After winding our way across some of the hinterlands of southern Washington, we reached the Columbia river, and an expansive view. It was only a couple miles down the steep grade to Roosevelt right on the river bank, and a few more to our intended stopover spot at John Day dam. But, right at the top of the hill, with an unobstructed view was a bleak, windy, gravel pull-off. We passed it the first time and were half way down the hill before finding a spot to turn around, but turn we did and were blown back up the hill! The winds were really howling on top, and it took most of my strength to get the truck door open and both hands to prevent the door from being detached. I parked briefly broadside to the gale to enable me to move Hailey to her quarters without losing her to the wind. Then I parked the truck directly into the wind, and put the front jacks down in an attempt to provide some stability. Hats or sunglasses were not an option, neither were any photos possible. Once inside, it was not too bad once everything outside had been tightly lashed down.
Surprisingly, the gale ended abruptly at sundown, and after it was very close to calm outside. That gave a chance for some night photos with the gopro on a tripod – that would not have been possible an hour previous. Looking to the east, this 30 second time exposure shows on the left a white streak that is the traffic on highway 14 on the Washington side of the Columbia. All the rest of the photo is showing the Oregon side, with Interstate 84 in the center. The back, which appears to be city lights is not. These are all red lights on the wind turbine towers, that flash off and on in unison!

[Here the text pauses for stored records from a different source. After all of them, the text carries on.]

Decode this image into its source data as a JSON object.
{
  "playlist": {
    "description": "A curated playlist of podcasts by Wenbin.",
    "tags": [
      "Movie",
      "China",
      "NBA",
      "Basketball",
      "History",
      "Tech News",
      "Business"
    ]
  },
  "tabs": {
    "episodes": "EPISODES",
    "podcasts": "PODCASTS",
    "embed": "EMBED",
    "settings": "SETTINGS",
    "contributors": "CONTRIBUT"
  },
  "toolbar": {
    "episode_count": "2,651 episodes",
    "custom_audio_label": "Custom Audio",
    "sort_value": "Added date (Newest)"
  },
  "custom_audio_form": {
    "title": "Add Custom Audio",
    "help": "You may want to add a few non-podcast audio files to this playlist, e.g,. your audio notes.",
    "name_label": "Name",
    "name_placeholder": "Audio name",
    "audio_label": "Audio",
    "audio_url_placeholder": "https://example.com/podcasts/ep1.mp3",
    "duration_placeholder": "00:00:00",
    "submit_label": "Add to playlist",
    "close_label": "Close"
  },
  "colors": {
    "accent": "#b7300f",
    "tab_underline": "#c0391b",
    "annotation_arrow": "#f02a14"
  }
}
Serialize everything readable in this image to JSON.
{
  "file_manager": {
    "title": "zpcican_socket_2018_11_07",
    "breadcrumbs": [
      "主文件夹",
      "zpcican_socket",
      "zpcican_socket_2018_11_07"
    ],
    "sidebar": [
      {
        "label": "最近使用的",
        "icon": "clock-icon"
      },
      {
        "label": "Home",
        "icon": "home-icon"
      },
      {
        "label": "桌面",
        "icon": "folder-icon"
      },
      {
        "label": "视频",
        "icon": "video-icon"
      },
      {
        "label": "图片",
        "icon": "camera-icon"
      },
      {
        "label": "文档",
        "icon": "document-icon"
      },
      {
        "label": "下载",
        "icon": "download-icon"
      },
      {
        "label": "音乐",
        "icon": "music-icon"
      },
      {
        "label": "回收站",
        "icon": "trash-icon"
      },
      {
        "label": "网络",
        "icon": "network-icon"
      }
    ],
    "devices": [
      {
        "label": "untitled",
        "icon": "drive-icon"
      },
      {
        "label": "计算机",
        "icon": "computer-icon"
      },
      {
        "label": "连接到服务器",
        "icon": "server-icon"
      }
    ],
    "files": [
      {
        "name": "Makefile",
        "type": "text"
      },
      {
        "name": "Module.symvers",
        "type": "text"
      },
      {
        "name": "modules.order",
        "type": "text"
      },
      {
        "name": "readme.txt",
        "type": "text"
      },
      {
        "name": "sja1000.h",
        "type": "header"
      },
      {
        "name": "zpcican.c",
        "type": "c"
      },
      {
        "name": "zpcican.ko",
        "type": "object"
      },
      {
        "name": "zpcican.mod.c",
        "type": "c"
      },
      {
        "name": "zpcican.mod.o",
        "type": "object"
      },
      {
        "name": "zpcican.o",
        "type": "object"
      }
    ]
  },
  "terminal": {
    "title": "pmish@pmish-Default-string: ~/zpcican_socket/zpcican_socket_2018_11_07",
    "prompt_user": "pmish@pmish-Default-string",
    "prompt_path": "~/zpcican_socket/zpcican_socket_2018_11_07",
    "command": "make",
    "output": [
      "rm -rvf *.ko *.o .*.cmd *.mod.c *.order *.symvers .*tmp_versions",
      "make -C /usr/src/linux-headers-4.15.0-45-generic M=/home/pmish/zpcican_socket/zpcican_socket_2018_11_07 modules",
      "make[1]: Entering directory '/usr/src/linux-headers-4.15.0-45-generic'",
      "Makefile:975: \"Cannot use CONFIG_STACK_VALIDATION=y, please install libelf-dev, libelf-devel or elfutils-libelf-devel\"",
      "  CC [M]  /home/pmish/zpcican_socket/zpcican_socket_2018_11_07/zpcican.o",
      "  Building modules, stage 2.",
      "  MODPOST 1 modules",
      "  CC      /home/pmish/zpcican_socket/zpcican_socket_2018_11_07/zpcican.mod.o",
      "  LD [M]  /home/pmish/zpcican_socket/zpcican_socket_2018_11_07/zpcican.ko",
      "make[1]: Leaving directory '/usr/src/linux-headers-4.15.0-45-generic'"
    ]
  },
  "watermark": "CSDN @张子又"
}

I shone some lights on the back of the rig …
And waved my light around a bit …
And even though it was no longer Halloween, some ghosts were spotted.
In the morning, I did a quick count of the wind turbines visible across the river in Oregon. I stopped counting at 550! While a lot better than coal fired power plants, I wonder about the effects of thousands of acres of synchronized flashing lights on wildlife and wonder how many birds and bats are killed by the rotors?
The last few miles across the table lands approaching the river, as well as miles of country along the river on the Washington side had clearly been burned over very recently. A quick check on Google indicated that the fire occurred on August 5th and resulted in the entire town of Roosevelt being evacuated. The size of the fire was 37.5 square miles. Some news reports and video of the fire HERE.
Next day, we moved down to our waterfront camp spot right below the John Day dam at the entrance to the locks. That’s Rufus, Oregon across the river.
The lock seems pretty quiet right now, but eventually a group of empty looking barges came by on their way upstream.
Lots of Native fishing platforms on both sides of the river, but none were in use.
After this, we’ll be headed west through the scenic Columbia River Gorge area, then through Portland to the coast.